British countryside at risk from Ash tree disease

England’s beautiful landscapes are threatened by a new type of disease, the Chalara fraxinea. According to government officials and spokesmen of various ecological organisations, the disease has already been found in many places in the UK and it is too late to stop it.

The most recent place where the disease was identified is Sussex, where it had affected a number of ash trees. Experts state that a potential outbreak of Chalara fraxinea may severely damaged the country’s landscape. During the past couple of months, specialist surveyed 92% of the territory of Scotland, Wales and England and found the disease in 115 different sites.

Specialists like Dr Tony Whitbread claim that the consequences of this disease may be devastating for the UK’s landscape.
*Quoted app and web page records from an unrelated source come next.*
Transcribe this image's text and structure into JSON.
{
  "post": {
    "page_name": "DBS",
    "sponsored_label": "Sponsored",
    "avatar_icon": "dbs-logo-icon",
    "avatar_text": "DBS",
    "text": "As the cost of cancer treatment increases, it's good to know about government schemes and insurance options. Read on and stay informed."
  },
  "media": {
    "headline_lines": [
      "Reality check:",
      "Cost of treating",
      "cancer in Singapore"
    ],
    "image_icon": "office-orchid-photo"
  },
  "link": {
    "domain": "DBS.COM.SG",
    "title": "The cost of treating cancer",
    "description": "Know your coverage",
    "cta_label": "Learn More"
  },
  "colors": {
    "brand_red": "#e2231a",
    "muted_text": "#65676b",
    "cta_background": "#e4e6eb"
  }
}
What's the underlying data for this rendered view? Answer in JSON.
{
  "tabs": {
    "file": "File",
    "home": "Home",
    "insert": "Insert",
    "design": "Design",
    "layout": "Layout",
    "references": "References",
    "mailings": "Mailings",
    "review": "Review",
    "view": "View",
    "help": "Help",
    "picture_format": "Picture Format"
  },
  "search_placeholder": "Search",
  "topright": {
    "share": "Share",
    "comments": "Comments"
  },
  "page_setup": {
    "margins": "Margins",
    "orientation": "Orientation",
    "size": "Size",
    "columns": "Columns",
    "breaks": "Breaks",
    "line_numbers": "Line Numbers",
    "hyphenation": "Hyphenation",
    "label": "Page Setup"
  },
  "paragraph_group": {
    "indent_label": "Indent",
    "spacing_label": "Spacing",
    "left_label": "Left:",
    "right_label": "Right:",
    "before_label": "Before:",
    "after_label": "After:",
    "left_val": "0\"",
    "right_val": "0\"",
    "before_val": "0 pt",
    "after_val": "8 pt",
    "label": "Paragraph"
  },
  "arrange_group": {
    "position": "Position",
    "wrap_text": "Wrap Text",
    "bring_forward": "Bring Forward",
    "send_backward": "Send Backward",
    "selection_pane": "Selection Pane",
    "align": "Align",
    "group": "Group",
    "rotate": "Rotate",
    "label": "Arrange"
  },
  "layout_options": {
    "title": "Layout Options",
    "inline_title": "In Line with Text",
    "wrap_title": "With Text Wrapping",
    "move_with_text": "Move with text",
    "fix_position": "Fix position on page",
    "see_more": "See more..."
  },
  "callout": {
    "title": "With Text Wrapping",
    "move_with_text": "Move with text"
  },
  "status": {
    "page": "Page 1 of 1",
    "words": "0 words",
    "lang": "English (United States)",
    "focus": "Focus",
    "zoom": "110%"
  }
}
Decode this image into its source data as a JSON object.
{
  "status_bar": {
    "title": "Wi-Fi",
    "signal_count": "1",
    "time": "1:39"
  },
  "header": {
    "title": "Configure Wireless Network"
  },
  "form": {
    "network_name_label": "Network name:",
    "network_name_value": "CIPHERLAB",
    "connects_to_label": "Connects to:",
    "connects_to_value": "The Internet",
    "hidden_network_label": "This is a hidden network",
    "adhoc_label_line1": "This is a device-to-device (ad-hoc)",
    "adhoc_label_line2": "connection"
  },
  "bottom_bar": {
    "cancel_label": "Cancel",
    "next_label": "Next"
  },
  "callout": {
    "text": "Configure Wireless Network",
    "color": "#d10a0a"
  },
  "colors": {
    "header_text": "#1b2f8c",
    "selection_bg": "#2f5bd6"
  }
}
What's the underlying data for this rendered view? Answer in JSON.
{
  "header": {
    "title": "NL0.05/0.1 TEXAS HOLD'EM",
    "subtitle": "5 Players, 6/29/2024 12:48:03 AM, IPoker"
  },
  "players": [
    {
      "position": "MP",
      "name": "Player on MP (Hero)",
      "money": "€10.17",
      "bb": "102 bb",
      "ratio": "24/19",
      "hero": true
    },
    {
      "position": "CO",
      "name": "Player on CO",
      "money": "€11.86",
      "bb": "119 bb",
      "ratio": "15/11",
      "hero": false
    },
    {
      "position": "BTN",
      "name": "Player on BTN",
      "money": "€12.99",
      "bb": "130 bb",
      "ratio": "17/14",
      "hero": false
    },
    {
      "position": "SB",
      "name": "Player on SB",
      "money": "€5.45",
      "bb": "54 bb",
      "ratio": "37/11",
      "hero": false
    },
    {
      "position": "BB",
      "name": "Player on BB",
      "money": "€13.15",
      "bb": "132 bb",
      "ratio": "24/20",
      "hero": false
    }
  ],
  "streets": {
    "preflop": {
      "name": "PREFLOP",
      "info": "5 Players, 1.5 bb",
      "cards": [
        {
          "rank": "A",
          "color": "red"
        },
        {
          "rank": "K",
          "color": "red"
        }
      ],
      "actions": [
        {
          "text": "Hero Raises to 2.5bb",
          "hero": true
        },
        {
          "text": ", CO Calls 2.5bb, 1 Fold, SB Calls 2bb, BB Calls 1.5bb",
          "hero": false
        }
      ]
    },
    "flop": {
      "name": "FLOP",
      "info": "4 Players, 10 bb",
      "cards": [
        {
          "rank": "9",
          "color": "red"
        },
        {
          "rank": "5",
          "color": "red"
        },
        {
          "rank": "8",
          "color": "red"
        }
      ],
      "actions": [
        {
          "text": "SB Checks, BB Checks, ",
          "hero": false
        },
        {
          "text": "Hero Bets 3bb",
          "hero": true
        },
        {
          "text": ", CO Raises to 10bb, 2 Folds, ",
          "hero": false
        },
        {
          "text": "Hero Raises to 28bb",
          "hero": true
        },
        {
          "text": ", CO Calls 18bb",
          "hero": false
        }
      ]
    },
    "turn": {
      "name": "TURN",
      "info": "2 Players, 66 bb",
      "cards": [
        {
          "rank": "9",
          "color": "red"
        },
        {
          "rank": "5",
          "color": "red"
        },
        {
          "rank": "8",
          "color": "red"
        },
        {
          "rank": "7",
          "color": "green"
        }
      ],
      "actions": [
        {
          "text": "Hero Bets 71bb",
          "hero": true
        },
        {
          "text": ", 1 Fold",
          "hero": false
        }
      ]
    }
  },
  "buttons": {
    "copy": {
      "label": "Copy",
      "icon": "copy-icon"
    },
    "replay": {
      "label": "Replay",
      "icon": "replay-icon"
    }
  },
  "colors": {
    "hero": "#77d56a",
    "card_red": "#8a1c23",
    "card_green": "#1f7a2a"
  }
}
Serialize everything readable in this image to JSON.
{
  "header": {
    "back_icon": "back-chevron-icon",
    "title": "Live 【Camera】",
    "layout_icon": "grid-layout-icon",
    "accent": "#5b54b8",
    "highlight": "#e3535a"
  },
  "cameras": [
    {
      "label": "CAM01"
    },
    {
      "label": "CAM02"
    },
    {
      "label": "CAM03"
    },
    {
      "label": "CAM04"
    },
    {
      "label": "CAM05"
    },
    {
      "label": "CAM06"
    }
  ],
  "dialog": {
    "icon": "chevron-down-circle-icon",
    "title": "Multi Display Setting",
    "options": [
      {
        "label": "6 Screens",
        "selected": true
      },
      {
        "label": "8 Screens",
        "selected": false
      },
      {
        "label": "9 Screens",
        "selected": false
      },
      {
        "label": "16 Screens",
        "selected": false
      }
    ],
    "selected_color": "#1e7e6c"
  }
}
His exact words were: “We can’t be completely sure what affect the disease will have on the landscape, but our research shows that major parts of the landscape may be devastated.

We expect that in the next couple of months we’ll see lots of dead trees. The damaged landscape will threaten wildlife and have a negative impact on the country’s economy as well.”

The Chalara fraxinea is a type of fungus which was first found in 1992. The disease was concentrated in Eastern Europe, but it has spread across the entire continent during the past two decades. The UK was safe from it until March 2012, when it was first identified in Buckinghamshire. The fungus can have a serious effect on the 80 million ash trees found in the UK.